Thread may seem like a minute detail when considering an overall marine fabrication project, but the type of thread used can make or break the overall success of a boat cover, bimini or similar end product. Though cotton thread was once commonly used to sew outdoor products, developments in chemical technology have provided fabricators with significantly more durable and reliable options for creating quality marine projects.
“Thread is proportionally very small in marine applications, however, it is critical for the overall life of the product,” stresses Kristi Bidinger of Quality Thread & Notions Co. in Solon, Ohio. “For this reason, appropriate thread selection is very important.”
Here’s a quick overview of the two most recommended types of thread for marine sewing projects, and the benefits and drawbacks of each type.

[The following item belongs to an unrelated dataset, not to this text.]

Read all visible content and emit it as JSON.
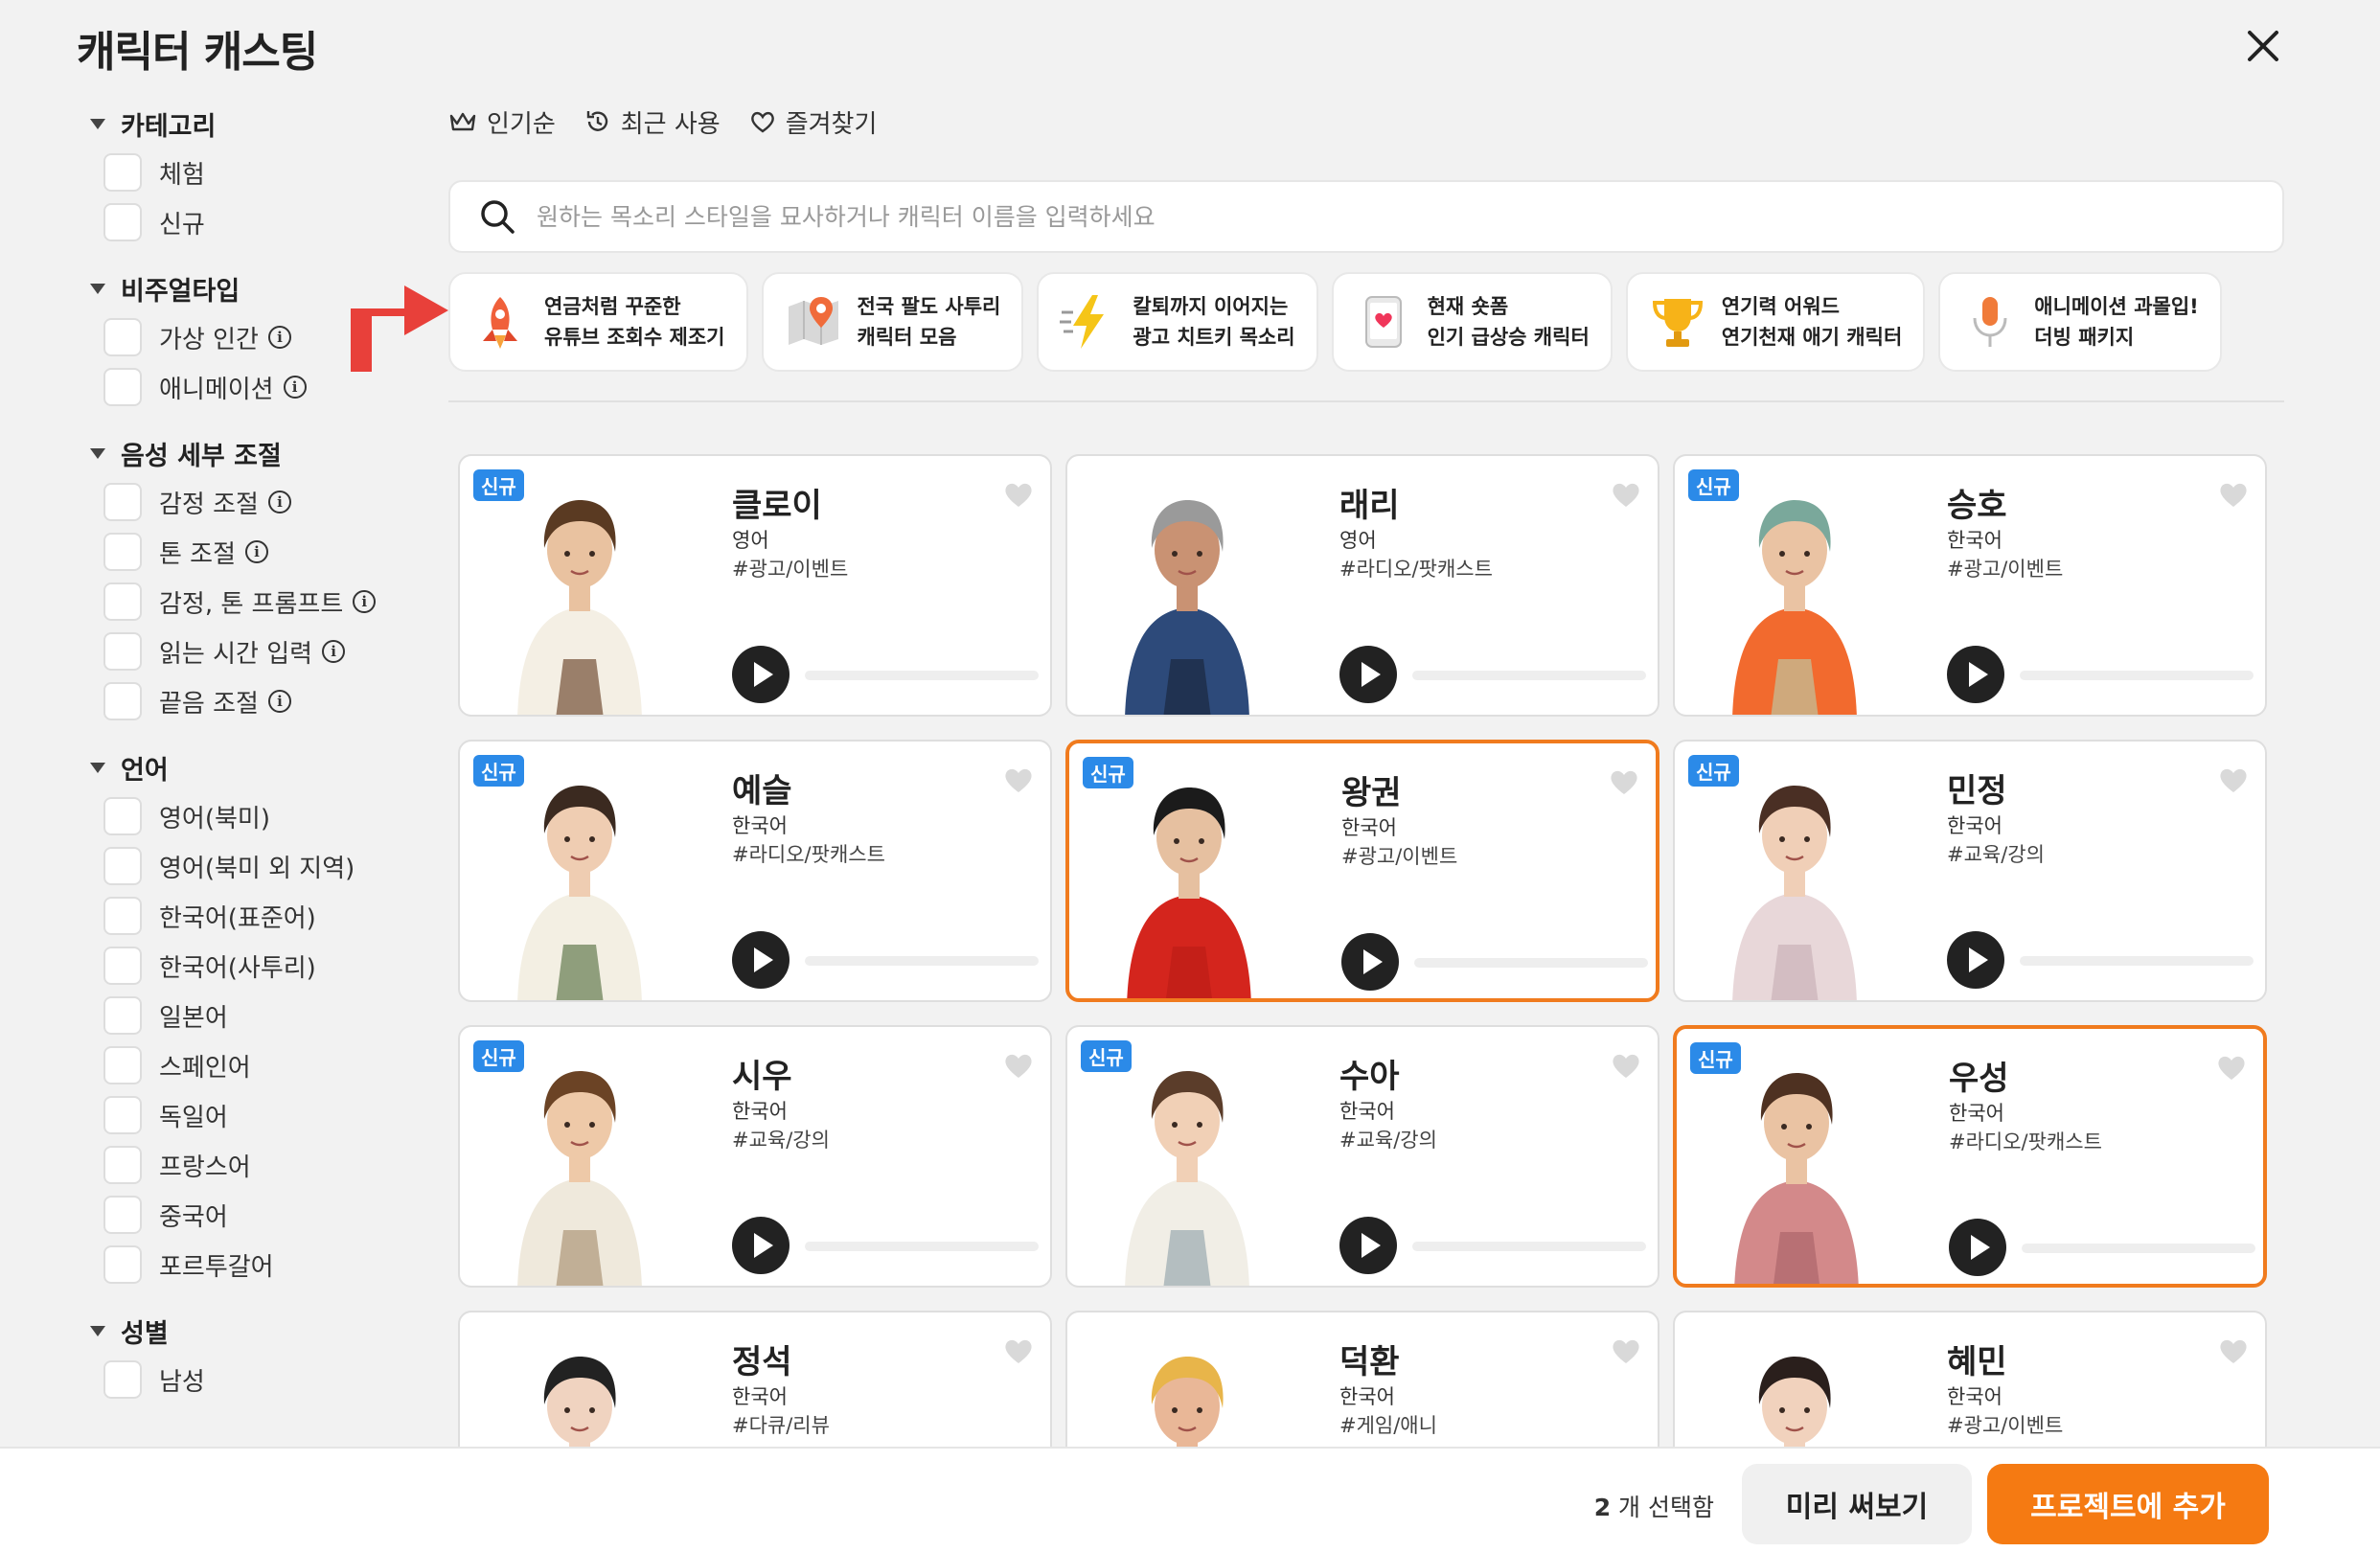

A polyester thread is typically recommended for projects where cost is the most pressing concern, as it is by far the most cost-efficient of the two types of thread discussed here. “Polyester has good inherent UV stability and is improved by adding UV-resistant dyes,” Bidinger explains. “In an effort to combat the degradation of polyester thread in the outdoor market, some manufacturers are adding nanotechnology with UV inhibitors to the polyester fiber during the manufacturing process. This application of nanochemistry is reported to increase thread life by 12 to 18 months.” However, Bidinger warns against using polyester thread for projects that are intended to last longer than two or three years.
Polyester thread is affected by strong cleaners, so Bidinger says that extra care is required for projects sewn with this type of thread. “Polyester thread should be washed using mild, soapy water, and avoid using harsh chemicals, like bleach,” she says.
Nano technology can increase lifespan
Affected by UV radiation and cleaners
Short lifespan: two to three years tops
Many manufacturers are recommending thread made of Polytetrafluoroethylene (PTFE) for its versatility and durability. The PTFE is a synthetic compound most commonly associated with the DuPont product Teflon, and is known for its non-reactive properties. “Polyester and cotton both have an inherent weakness: UV radiation eats them up,” says Erich Neal, a sales representative at W.L. Gore (a company best known for its Gore-Tex products). “In fact, a lot of those threads can lose as much as 50 percent of their strength on their first year that they are exposed to sunlight.” A thread made with PTFE, on the other hand, is resistant to UV radiation.
Neal’s company carries a PTFE thread called Tenara. “This thread is unaffected by sunlight,” says Neal. “It will outlast the material it is sewn into.” The Gore corporation is so confident in the lifespan of its Tenara thread that Neal says it comes with a lifetime warranty that guarantees it will stand up to UV radiation. “We’ve never yet had to fill that warranty,” he says.
Sounds perfect, right? The only catch is that Tenara and similar PTFE threads can cost five to 10 times more than typical polyester and cotton threads, but Neal says the extra cost is worth the investment. “It doesn’t rot or mildew or change shape, change color, or turn brittle,” he says. “You could put it in a bucket of bleach forever and it would not change.”
Unaffected by UV radiation
Chemically inert (won’t fade or degrade with cleaning)
Variety of colors and sizes
Lifetime limited warranty for most brands
Andrea Swensson is a freelance writer and editor from Minneapolis.